[5] [In holding that defendant is not entitled to credit as a matter of law on his sentence on the criminal charge for time spent in the rehabilitation center, we do not infer that a judge in pronouncing sentence or a sentencing and paroling body, such as the Adult Authority, Board of Trustees of the California Institution for Women, or Youth Authority, may not or should not take into consideration time spent by a defendant in the rehabilitation center. This is a matter vested in the discretion of such judge or board and properly may be weighed in conjunction with all of the other considerations having bearing on the particular case.] fn. 3

The judgment is affirmed.

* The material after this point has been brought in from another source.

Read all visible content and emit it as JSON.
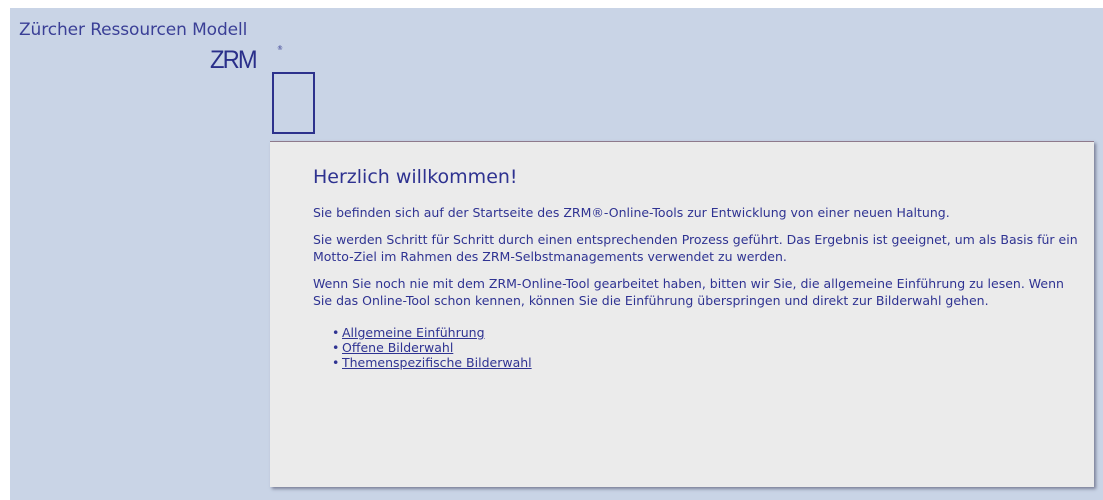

Traynor, C. J., McComb, J., Peters, J., Tobriner, J., Peek, J., and Mosk, J., concurred.

­FN 1. Omission of center headings is indicated by dots.

­FN 2. Brackets enclosing the material below are used to denote insertions or additions by this court.

­FN 3. It would appear that defendant has never had judgment pronounced upon him upon his conviction of the unlawful sale of heroin in the County of Orange on October 10, 1962; this is called to the attention of sentencing authorities for whatever appropriate action is indicated.

Opinion Information
Fri, 04/15/196664 Cal.2d 432Review - Criminal AppealOpinion issued

Apr 15 1966Opinion: Affirmed